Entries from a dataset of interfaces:
....

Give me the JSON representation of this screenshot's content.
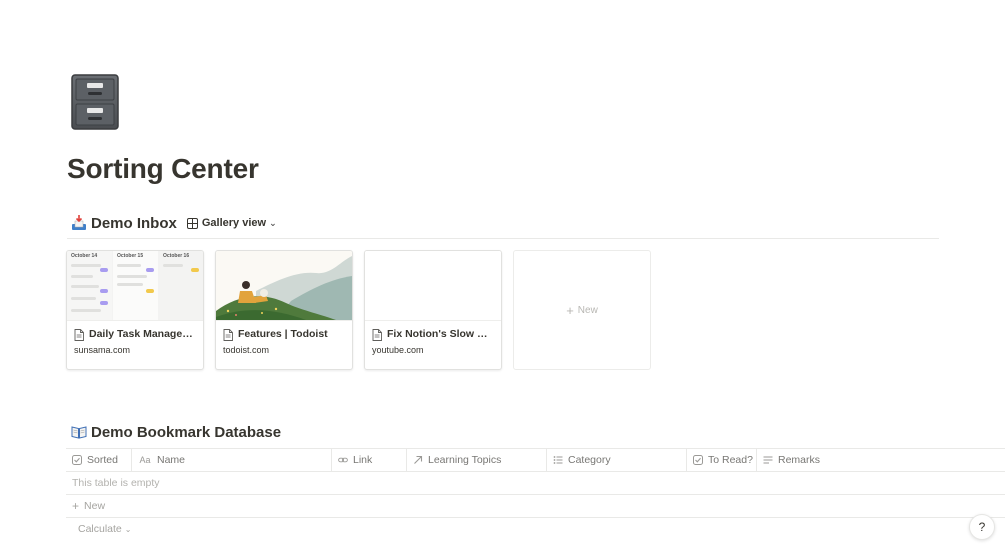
{
  "page": {
    "icon": "file-cabinet-icon",
    "title": "Sorting Center"
  },
  "inbox": {
    "icon": "inbox-tray-icon",
    "title": "Demo Inbox",
    "view_label": "Gallery view",
    "cards": [
      {
        "title": "Daily Task Manager &...",
        "url": "sunsama.com",
        "cover": "sunsama-calendar-cover",
        "days": [
          "October 14",
          "October 15",
          "October 16"
        ]
      },
      {
        "title": "Features | Todoist",
        "url": "todoist.com",
        "cover": "todoist-illustration-cover"
      },
      {
        "title": "Fix Notion's Slow Sea...",
        "url": "youtube.com",
        "cover": "blank-cover"
      }
    ],
    "new_label": "New"
  },
  "bookmarks": {
    "icon": "open-book-icon",
    "title": "Demo Bookmark Database",
    "columns": [
      {
        "label": "Sorted",
        "icon": "checkbox-icon"
      },
      {
        "label": "Name",
        "icon": "text-icon"
      },
      {
        "label": "Link",
        "icon": "link-icon"
      },
      {
        "label": "Learning Topics",
        "icon": "relation-arrow-icon"
      },
      {
        "label": "Category",
        "icon": "list-icon"
      },
      {
        "label": "To Read?",
        "icon": "checkbox-icon"
      },
      {
        "label": "Remarks",
        "icon": "paragraph-icon"
      }
    ],
    "empty_text": "This table is empty",
    "new_label": "New",
    "calculate_label": "Calculate"
  },
  "help": {
    "label": "?"
  },
  "colors": {
    "text": "#37352f",
    "muted": "#787774",
    "border": "#e9e9e7",
    "pill_purple": "#a89cf0",
    "pill_yellow": "#f2c94c"
  }
}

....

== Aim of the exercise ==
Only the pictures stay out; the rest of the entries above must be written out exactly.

== Task response ==
Give me the JSON representation of this screenshot's content.
{
  "page": {
    "icon": "file-cabinet-icon",
    "title": "Sorting Center"
  },
  "inbox": {
    "icon": "inbox-tray-icon",
    "title": "Demo Inbox",
    "view_label": "Gallery view",
    "cards": [
      {
        "title": "Daily Task Manager &...",
        "url": "sunsama.com",
        "cover": "sunsama-calendar-cover",
        "days": [
          "October 14",
          "October 15",
          "October 16"
        ]
      },
      {
        "title": "Features | Todoist",
        "url": "todoist.com",
        "cover": "todoist-illustration-cover"
      },
      {
        "title": "Fix Notion's Slow Sea...",
        "url": "youtube.com",
        "cover": "blank-cover"
      }
    ],
    "new_label": "New"
  },
  "bookmarks": {
    "icon": "open-book-icon",
    "title": "Demo Bookmark Database",
    "columns": [
      {
        "label": "Sorted",
        "icon": "checkbox-icon"
      },
      {
        "label": "Name",
        "icon": "text-icon"
      },
      {
        "label": "Link",
        "icon": "link-icon"
      },
      {
        "label": "Learning Topics",
        "icon": "relation-arrow-icon"
      },
      {
        "label": "Category",
        "icon": "list-icon"
      },
      {
        "label": "To Read?",
        "icon": "checkbox-icon"
      },
      {
        "label": "Remarks",
        "icon": "paragraph-icon"
      }
    ],
    "empty_text": "This table is empty",
    "new_label": "New",
    "calculate_label": "Calculate"
  },
  "help": {
    "label": "?"
  },
  "colors": {
    "text": "#37352f",
    "muted": "#787774",
    "border": "#e9e9e7",
    "pill_purple": "#a89cf0",
    "pill_yellow": "#f2c94c"
  }
}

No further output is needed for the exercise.